Again in Windows 95/98 Defragmentation is automated. The only thing you really have to be aware of is that the process will stop and restart with any disk access. If you are on a network make sure you have gone off the network before you start Defragmentation. Close down any program that might automatically do something during the process. In other words, stun your computer=s brain with care.

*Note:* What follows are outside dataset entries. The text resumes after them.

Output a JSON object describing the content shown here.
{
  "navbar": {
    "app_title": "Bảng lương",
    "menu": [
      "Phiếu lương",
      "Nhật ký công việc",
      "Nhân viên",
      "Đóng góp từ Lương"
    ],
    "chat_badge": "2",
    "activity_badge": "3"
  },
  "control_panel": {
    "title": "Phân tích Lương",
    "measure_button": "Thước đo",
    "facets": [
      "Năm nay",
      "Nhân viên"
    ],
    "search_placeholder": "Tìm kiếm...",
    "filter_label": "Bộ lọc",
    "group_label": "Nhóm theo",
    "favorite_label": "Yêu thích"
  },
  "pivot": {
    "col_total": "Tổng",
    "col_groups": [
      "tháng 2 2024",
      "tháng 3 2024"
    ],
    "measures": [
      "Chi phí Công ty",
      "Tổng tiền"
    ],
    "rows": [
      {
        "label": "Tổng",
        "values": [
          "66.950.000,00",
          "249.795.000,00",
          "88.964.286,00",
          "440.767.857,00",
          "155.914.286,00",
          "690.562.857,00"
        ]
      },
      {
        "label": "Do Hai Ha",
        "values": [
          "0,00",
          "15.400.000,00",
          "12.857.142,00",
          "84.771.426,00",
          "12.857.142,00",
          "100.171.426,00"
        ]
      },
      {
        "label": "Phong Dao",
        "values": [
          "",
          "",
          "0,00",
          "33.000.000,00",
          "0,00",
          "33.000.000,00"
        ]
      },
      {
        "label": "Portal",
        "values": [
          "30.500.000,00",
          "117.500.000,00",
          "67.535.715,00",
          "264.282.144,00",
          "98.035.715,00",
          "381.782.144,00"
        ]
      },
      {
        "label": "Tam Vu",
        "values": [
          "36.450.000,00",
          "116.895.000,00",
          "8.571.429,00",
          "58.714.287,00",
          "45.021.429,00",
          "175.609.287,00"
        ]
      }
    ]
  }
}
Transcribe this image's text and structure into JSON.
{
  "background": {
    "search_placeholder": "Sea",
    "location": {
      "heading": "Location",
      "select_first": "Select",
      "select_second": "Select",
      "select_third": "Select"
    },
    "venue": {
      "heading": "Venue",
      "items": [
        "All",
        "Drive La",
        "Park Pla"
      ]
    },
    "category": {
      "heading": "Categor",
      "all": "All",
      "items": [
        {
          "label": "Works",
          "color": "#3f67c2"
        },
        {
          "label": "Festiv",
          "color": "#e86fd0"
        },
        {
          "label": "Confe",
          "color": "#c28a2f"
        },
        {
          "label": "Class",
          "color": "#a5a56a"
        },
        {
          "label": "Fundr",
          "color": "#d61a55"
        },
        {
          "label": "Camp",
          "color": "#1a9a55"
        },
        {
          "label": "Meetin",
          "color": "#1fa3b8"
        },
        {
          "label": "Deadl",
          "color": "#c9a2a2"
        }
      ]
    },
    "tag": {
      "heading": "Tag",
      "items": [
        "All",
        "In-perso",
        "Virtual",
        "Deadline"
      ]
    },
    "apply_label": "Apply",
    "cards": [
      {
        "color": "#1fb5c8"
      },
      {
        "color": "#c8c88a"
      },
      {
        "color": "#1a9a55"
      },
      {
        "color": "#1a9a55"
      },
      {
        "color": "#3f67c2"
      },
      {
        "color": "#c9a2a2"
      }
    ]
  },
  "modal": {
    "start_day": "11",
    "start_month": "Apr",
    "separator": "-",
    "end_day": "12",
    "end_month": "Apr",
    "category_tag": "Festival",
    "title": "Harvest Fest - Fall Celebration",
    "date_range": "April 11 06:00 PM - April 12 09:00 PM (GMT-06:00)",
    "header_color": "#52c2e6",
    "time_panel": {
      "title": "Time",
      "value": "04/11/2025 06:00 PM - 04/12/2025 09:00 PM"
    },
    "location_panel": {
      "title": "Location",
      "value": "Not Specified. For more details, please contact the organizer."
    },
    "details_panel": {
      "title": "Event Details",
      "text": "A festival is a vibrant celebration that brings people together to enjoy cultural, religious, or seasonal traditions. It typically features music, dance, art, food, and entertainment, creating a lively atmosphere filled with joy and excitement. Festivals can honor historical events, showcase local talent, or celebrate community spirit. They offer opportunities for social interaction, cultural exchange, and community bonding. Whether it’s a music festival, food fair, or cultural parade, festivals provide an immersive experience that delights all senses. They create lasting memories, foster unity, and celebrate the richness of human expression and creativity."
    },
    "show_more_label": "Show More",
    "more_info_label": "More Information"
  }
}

In the older Windows systems, you will be back at a C:\ prompt after you have exited Scandisk and that will allow you to run the Microsoft program "Defrag." Simply typeAdefrag@ and follow the menu choices just as you did with Scandisk. Defrag is actually kind of interesting to watch because you can see the files on your hard disk being moved around to create a more efficient pattern of access. Of course you are not actually looking at your hard disk but you are seeing a representation of those files as they are read and moved around. While this is not a procedure that one wants to do for hours, it is in some bizarre way, a very calming, non-chemical sedation. If you have had a very really hard day, watching your disk defrag itself is a bit like meditation. Depending on which of the options you choose, the Defragmentation process may take anywhere from a minute to several hours. If you are defragmenting a drive that you have compressed using one of the compression programs, you will find that the Defragmentation process takes a whole lot longer. Indeed, it may take many hours on a large drive that has been compressed and I suggest you do it late at night and let the computer run until morning.